Dry banks rise above water in Lake Oroville on Sunday, May 23, 2021, in Oroville, Calif.
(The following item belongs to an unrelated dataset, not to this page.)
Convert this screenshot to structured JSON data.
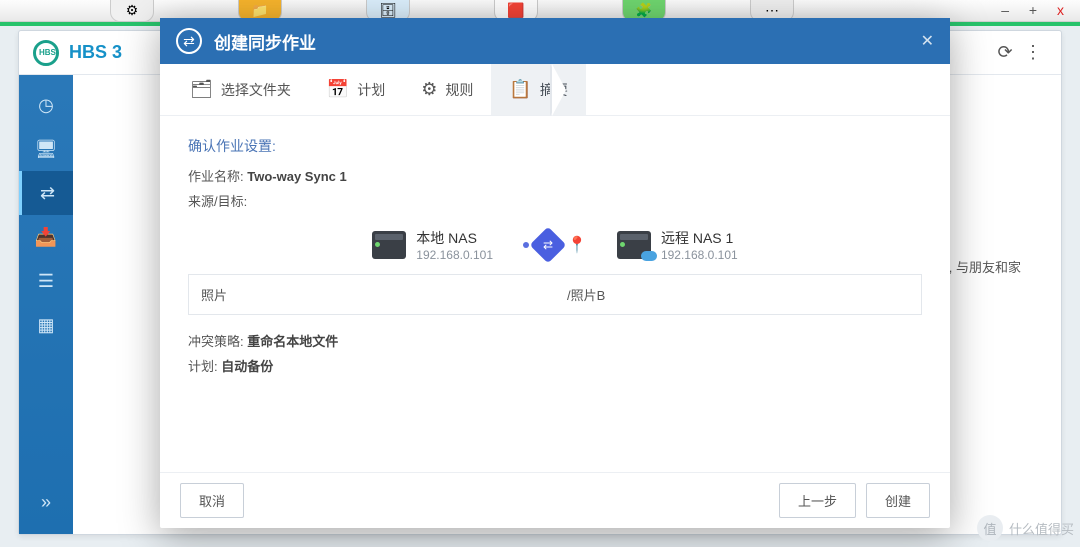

At left are trees scorched in the 2020 North Complex Fire.
Noah Berger, Associated Press

As the West bakes under record temperatures and drought, the lack of water in the region’s lakes and rivers are drying up the West’s ability to manufacture hydropower.

Lower than normal winter snowpack has led to less water literally flowing downstream, which ultimately means there is less water to spin electricity creating turbines at hydroelectric power stations, The Wall Street Journal reported.

  • In California, the Department of Water Resources predicts that its eight hydroelectric facilities will generate around 30% of their average power output, according to The Wall Street Journal.
  • The Sacramento Bee reported that California’s Lake Oroville, one of the state’s largest producers of hydropower, is already projected “to go completely offline in August because of low water levels in the reservoir.”
  • And although hydroelectricity made up less than 20% of California’s electricity profile in 2019, the Golden State needs all the power it can manufacture as demand for electricity increases alongside higher temperatures, the Journal reported.

The vicious circle of drought and energy consumption

In a June Q&A published by North Carolina State University, forestry and environmental resources professor Jordan Kern explained how hot weather — like the current heat wave baking the West — can create even more energy problems during a drought.

  • “The most direct impact of hydrologic drought on the power sector is a loss of hydropower,” Kern said. “The less it snows, the less water there is behind hydroelectric dams, and the less ‘fuel’ there is for producing hydropower.”
  • “In addition, if drought years are associated with higher air temperatures (this is sometimes the case out West), those higher temperatures can simultaneously increase people’s demand for electricity for cooling (air conditioning),” he further explained in the Q&A published on the University’s College of Natural Resources website.
  • “Low water may also impact demand for electricity in other sectors, including how much pumping energy is used to move water from one place to another and/or irrigate crops,” Kern added.

The ebbs and flows of power and energy prices

In the United States, California has the second-most capacity for hydroelectric generation, according to the U.S. Energy and Information Administration. But, capacity is reliant upon water, and as water levels in California — like a lot of the West — have fluctuated, so have its ability to produce hydropower.

  • “In 2015, because of prolonged drought, hydropower supplied only about 7% of California’s utility-scale net generation,” the EIA reported.
  • “Hydropower’s share has rebounded with increased precipitation, and, in 2019, it provided 19% of the state’s electricity net generation,” according to the EIA.

As California’s ability to produce hydropower has ebbed and flowed with drought, so have energy prices in the state.

  • In May, Reuters reported that natural gas prices in “northern California were trading around $4.32 per million British thermal units (mmBtu) for the balance of 2021,” much higher than the previous five-year average of $3.16.
  • In 2014, during California’s most recent severe drought, natural gas there traded at $4.87, according to Reuters.